makes 1 9 inch deep dish pie
- 1 1/4 cups whole wheat pastry flour
- 2 Tbsp maple sugar
- 1/2 tsp sea salt
- 7 Tbsp cold Earth Balance vegan butter
- 2-3 Tbsp ice water, or as needed
- 9 cups diced honeycrisp apples (6 large)
- juice of one lemon
- 1/2 cup maple sugar
- 1 Tbsp cinnamon
- 1/4 tsp nutmeg
- 1 Tbsp pure vanilla extract
- 2 tsp maple extract
- a large pinch of sea salt
- 1/4 cup whole wheat pastry flour
- 3/4 cup whole wheat pastry flour
- 1/4 cup plus 2 Tbsp maple sugar
- 2 tsp cinnamon
- 1/4 tsp nutmeg
- 8 Tbsp cold Earth Balance vegan butter
- 3/4 tsp sea salt
- 1 cup old fashioned rolled oats
- 1 cup pecans, chopped
- 1 1/2 cups large flake coconut
- To make crust, whisk together flour, sugar, and sea salt in a medium bowl. Cut in butter with a pastry blender or 2 knives until the mixture resembles coarse meal and has chunks of butter no larger than pea sized.
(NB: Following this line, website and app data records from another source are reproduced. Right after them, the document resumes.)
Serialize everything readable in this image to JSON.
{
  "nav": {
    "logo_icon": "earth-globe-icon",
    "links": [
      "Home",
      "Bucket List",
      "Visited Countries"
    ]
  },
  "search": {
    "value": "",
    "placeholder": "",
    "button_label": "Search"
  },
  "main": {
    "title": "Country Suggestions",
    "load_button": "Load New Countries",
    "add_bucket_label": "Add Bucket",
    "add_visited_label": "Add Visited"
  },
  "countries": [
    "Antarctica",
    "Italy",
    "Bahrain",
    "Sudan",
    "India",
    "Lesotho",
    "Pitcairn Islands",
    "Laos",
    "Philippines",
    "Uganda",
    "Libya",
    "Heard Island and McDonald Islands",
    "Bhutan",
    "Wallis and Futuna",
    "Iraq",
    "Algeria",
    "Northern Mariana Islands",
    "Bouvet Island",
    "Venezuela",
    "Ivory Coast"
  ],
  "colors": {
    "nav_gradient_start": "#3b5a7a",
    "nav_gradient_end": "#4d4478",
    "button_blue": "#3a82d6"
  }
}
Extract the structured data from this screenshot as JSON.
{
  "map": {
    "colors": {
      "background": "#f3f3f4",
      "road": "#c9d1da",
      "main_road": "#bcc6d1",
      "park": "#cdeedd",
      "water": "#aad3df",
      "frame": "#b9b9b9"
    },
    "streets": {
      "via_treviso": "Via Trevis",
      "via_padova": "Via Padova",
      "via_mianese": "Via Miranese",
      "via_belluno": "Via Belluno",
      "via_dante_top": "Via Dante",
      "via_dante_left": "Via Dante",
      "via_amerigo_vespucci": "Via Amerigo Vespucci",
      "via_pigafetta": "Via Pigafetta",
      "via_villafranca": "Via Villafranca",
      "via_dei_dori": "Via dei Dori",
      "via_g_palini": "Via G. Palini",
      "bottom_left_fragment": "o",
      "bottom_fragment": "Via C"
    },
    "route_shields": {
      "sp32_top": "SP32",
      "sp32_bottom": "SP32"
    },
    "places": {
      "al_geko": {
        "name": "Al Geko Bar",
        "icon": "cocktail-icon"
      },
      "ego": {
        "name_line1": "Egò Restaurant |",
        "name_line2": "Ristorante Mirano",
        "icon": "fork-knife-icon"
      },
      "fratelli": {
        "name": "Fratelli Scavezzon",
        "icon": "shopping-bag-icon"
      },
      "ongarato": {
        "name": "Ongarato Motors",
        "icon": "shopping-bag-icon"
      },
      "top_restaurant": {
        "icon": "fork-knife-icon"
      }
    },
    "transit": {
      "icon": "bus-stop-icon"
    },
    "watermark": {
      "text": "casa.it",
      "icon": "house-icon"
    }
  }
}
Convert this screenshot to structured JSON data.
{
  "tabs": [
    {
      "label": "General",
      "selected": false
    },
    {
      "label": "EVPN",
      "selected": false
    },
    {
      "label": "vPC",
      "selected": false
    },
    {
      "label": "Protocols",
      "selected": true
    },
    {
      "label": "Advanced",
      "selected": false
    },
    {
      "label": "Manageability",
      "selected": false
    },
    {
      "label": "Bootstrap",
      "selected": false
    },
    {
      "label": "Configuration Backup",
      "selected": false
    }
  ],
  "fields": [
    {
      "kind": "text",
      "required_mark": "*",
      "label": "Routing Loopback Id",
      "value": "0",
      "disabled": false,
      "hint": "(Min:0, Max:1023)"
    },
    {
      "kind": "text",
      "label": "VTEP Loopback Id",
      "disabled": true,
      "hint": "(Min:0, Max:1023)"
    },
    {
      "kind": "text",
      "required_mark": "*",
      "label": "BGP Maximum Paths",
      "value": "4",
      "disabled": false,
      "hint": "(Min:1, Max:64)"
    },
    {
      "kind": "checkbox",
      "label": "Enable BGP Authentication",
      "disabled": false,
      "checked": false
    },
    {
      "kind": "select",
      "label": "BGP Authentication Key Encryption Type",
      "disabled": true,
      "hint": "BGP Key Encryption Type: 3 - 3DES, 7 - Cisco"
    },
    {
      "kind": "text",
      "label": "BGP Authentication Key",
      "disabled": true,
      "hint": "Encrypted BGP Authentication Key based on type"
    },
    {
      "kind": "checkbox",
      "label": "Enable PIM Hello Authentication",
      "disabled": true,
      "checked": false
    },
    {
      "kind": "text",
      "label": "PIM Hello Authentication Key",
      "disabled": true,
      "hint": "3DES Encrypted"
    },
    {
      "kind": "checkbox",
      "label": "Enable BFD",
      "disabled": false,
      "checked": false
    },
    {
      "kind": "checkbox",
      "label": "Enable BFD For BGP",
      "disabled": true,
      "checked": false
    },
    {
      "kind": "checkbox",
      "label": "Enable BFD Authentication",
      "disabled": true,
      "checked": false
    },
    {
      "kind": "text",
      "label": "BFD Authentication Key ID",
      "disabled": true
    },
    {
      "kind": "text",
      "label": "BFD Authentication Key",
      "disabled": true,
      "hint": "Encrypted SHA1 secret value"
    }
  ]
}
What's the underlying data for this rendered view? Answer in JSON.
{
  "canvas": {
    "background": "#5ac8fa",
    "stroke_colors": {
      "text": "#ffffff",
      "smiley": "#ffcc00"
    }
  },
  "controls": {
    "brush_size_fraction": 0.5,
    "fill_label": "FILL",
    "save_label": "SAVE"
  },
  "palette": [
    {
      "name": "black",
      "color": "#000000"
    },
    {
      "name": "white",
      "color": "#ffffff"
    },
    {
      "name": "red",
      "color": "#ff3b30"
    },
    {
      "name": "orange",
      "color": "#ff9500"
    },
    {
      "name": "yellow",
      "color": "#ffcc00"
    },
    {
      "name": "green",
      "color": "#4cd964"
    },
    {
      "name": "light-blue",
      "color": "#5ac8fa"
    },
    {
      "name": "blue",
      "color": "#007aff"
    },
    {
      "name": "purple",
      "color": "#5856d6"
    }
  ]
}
Add about 2-3 Tbsp ice water and start to squeeze the dough together with your hands and knead it slightly until it forms a cohesive ball (adding a little more water if too dry). Knead slightly and form into a disk.
- Roll out on parchment paper to a 13 inch circle, and using parchment to lift dough, transfer to a 9 inch deep dish pie plate, and carefully fit into the bottom. Decoratively flute the edges of the pie, using thumbs and forefingers. Cover dough and place in fridge to chill until very cold, for at least an hour, or overnight.
- Preheat the oven to 375 degrees. Prick crust with a fork on the bottom and sides, and place a sheet of foil over the crust fitting it snugly against the bottom and sides and folding it over the edges. Fill the foil with pie weights or dried beans and place in the oven. Bake for 30 minutes, then remove foil and continue to bake until the crust is golden brown about 10 minutes more.
- Meanwhile, to make filling, place apples, lemon juice, maple sugar, cinnamon, and nutmeg in a large stockpot over medium heat. Cook apples, stirring occasionally until soft and caramelized, about 20-25 minutes. Stir in extracts, sea salt and flour (you may need to add a little more than half a cup if apples are very juicy). Pour filling into baked crust.
- To make topping, combine pasry flour, sugar, cinnamon, nutmeg, and sea salt in a medium bowl. Cut in butter with a pastry blender until there are only very small chunks of butter the size of peas left. Add oats, pecans and coconut and squeeze dough together with your hands, mixing as you go until you have evenly distributed the mixture and it is clumping together in places.
- Scatter the topping over the pie, and bake for 10-15 minutes until lightly golden brown and fragrant (keeping a close eye on it, as coconut can brown quickly). Let pie cool at least an hour, then feel free to dive in!